▸ **Problem to work on**: Repeat each entry below without omitting a single word.
#### Given records
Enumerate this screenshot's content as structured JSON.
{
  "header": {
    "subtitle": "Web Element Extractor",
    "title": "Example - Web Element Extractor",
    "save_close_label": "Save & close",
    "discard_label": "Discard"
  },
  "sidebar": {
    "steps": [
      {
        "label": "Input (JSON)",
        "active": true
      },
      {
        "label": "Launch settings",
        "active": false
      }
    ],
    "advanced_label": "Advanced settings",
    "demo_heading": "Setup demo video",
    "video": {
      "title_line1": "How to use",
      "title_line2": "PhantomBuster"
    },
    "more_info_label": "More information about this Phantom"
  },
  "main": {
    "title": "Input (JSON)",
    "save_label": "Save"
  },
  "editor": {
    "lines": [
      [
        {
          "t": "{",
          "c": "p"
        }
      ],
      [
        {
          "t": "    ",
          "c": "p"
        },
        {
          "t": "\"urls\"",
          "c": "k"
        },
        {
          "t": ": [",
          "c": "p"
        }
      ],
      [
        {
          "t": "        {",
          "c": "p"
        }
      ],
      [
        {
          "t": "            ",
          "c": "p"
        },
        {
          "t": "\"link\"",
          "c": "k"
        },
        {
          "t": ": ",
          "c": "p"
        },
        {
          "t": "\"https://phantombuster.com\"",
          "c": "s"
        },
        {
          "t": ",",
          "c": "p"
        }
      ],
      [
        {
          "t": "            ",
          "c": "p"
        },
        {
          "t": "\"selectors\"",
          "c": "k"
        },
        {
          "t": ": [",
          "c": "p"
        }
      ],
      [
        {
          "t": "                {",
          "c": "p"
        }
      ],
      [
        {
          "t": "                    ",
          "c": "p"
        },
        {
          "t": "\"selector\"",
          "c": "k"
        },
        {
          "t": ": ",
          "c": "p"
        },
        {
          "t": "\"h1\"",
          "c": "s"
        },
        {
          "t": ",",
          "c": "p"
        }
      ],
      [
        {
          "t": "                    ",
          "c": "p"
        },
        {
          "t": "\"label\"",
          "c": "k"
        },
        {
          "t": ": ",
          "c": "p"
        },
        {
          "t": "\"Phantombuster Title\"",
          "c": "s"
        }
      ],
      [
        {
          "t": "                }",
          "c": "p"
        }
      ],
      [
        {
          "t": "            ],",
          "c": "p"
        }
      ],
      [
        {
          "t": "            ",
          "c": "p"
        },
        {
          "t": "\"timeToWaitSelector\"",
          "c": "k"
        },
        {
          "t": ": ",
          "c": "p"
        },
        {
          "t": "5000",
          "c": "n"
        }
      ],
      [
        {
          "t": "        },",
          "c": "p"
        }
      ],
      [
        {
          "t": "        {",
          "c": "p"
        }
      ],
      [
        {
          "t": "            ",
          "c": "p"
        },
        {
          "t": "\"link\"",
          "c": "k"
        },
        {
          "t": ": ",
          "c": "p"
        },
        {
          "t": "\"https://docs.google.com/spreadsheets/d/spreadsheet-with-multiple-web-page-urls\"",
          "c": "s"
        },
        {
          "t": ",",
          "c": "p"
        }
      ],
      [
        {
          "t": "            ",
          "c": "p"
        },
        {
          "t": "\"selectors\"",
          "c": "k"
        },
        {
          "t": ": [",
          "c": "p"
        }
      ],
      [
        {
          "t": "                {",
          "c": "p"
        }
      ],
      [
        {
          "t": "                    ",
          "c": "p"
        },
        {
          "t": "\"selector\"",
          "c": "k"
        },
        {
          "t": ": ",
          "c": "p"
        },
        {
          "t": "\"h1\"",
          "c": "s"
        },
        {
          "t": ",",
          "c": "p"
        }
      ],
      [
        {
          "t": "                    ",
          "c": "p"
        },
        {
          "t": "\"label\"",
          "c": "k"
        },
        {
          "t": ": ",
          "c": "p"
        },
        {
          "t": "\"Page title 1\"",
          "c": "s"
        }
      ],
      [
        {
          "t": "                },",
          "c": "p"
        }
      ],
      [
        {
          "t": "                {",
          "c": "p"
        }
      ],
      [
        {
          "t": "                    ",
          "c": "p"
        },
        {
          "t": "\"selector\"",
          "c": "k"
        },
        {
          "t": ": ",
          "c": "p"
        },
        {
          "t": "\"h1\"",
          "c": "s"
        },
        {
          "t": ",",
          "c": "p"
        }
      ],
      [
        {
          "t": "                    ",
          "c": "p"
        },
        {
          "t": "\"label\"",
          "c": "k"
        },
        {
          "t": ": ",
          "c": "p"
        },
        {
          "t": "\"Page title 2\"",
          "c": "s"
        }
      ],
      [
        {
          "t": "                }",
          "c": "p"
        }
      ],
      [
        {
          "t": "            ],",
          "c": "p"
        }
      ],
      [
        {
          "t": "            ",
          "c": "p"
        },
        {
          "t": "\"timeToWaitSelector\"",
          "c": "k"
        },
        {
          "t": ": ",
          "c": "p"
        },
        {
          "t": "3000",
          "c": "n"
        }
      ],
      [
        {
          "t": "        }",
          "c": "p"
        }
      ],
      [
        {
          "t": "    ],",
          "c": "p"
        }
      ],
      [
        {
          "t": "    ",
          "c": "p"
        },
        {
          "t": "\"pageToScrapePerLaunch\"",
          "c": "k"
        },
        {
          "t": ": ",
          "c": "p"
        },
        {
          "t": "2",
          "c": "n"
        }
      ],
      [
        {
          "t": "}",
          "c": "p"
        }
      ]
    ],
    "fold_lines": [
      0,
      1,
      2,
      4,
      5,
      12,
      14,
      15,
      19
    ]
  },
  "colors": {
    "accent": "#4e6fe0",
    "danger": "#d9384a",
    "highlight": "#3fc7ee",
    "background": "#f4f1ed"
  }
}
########
▸ **Solution for this task**:
Enumerate this screenshot's content as structured JSON.
{
  "header": {
    "subtitle": "Web Element Extractor",
    "title": "Example - Web Element Extractor",
    "save_close_label": "Save & close",
    "discard_label": "Discard"
  },
  "sidebar": {
    "steps": [
      {
        "label": "Input (JSON)",
        "active": true
      },
      {
        "label": "Launch settings",
        "active": false
      }
    ],
    "advanced_label": "Advanced settings",
    "demo_heading": "Setup demo video",
    "video": {
      "title_line1": "How to use",
      "title_line2": "PhantomBuster"
    },
    "more_info_label": "More information about this Phantom"
  },
  "main": {
    "title": "Input (JSON)",
    "save_label": "Save"
  },
  "editor": {
    "lines": [
      [
        {
          "t": "{",
          "c": "p"
        }
      ],
      [
        {
          "t": "    ",
          "c": "p"
        },
        {
          "t": "\"urls\"",
          "c": "k"
        },
        {
          "t": ": [",
          "c": "p"
        }
      ],
      [
        {
          "t": "        {",
          "c": "p"
        }
      ],
      [
        {
          "t": "            ",
          "c": "p"
        },
        {
          "t": "\"link\"",
          "c": "k"
        },
        {
          "t": ": ",
          "c": "p"
        },
        {
          "t": "\"https://phantombuster.com\"",
          "c": "s"
        },
        {
          "t": ",",
          "c": "p"
        }
      ],
      [
        {
          "t": "            ",
          "c": "p"
        },
        {
          "t": "\"selectors\"",
          "c": "k"
        },
        {
          "t": ": [",
          "c": "p"
        }
      ],
      [
        {
          "t": "                {",
          "c": "p"
        }
      ],
      [
        {
          "t": "                    ",
          "c": "p"
        },
        {
          "t": "\"selector\"",
          "c": "k"
        },
        {
          "t": ": ",
          "c": "p"
        },
        {
          "t": "\"h1\"",
          "c": "s"
        },
        {
          "t": ",",
          "c": "p"
        }
      ],
      [
        {
          "t": "                    ",
          "c": "p"
        },
        {
          "t": "\"label\"",
          "c": "k"
        },
        {
          "t": ": ",
          "c": "p"
        },
        {
          "t": "\"Phantombuster Title\"",
          "c": "s"
        }
      ],
      [
        {
          "t": "                }",
          "c": "p"
        }
      ],
      [
        {
          "t": "            ],",
          "c": "p"
        }
      ],
      [
        {
          "t": "            ",
          "c": "p"
        },
        {
          "t": "\"timeToWaitSelector\"",
          "c": "k"
        },
        {
          "t": ": ",
          "c": "p"
        },
        {
          "t": "5000",
          "c": "n"
        }
      ],
      [
        {
          "t": "        },",
          "c": "p"
        }
      ],
      [
        {
          "t": "        {",
          "c": "p"
        }
      ],
      [
        {
          "t": "            ",
          "c": "p"
        },
        {
          "t": "\"link\"",
          "c": "k"
        },
        {
          "t": ": ",
          "c": "p"
        },
        {
          "t": "\"https://docs.google.com/spreadsheets/d/spreadsheet-with-multiple-web-page-urls\"",
          "c": "s"
        },
        {
          "t": ",",
          "c": "p"
        }
      ],
      [
        {
          "t": "            ",
          "c": "p"
        },
        {
          "t": "\"selectors\"",
          "c": "k"
        },
        {
          "t": ": [",
          "c": "p"
        }
      ],
      [
        {
          "t": "                {",
          "c": "p"
        }
      ],
      [
        {
          "t": "                    ",
          "c": "p"
        },
        {
          "t": "\"selector\"",
          "c": "k"
        },
        {
          "t": ": ",
          "c": "p"
        },
        {
          "t": "\"h1\"",
          "c": "s"
        },
        {
          "t": ",",
          "c": "p"
        }
      ],
      [
        {
          "t": "                    ",
          "c": "p"
        },
        {
          "t": "\"label\"",
          "c": "k"
        },
        {
          "t": ": ",
          "c": "p"
        },
        {
          "t": "\"Page title 1\"",
          "c": "s"
        }
      ],
      [
        {
          "t": "                },",
          "c": "p"
        }
      ],
      [
        {
          "t": "                {",
          "c": "p"
        }
      ],
      [
        {
          "t": "                    ",
          "c": "p"
        },
        {
          "t": "\"selector\"",
          "c": "k"
        },
        {
          "t": ": ",
          "c": "p"
        },
        {
          "t": "\"h1\"",
          "c": "s"
        },
        {
          "t": ",",
          "c": "p"
        }
      ],
      [
        {
          "t": "                    ",
          "c": "p"
        },
        {
          "t": "\"label\"",
          "c": "k"
        },
        {
          "t": ": ",
          "c": "p"
        },
        {
          "t": "\"Page title 2\"",
          "c": "s"
        }
      ],
      [
        {
          "t": "                }",
          "c": "p"
        }
      ],
      [
        {
          "t": "            ],",
          "c": "p"
        }
      ],
      [
        {
          "t": "            ",
          "c": "p"
        },
        {
          "t": "\"timeToWaitSelector\"",
          "c": "k"
        },
        {
          "t": ": ",
          "c": "p"
        },
        {
          "t": "3000",
          "c": "n"
        }
      ],
      [
        {
          "t": "        }",
          "c": "p"
        }
      ],
      [
        {
          "t": "    ],",
          "c": "p"
        }
      ],
      [
        {
          "t": "    ",
          "c": "p"
        },
        {
          "t": "\"pageToScrapePerLaunch\"",
          "c": "k"
        },
        {
          "t": ": ",
          "c": "p"
        },
        {
          "t": "2",
          "c": "n"
        }
      ],
      [
        {
          "t": "}",
          "c": "p"
        }
      ]
    ],
    "fold_lines": [
      0,
      1,
      2,
      4,
      5,
      12,
      14,
      15,
      19
    ]
  },
  "colors": {
    "accent": "#4e6fe0",
    "danger": "#d9384a",
    "highlight": "#3fc7ee",
    "background": "#f4f1ed"
  }
}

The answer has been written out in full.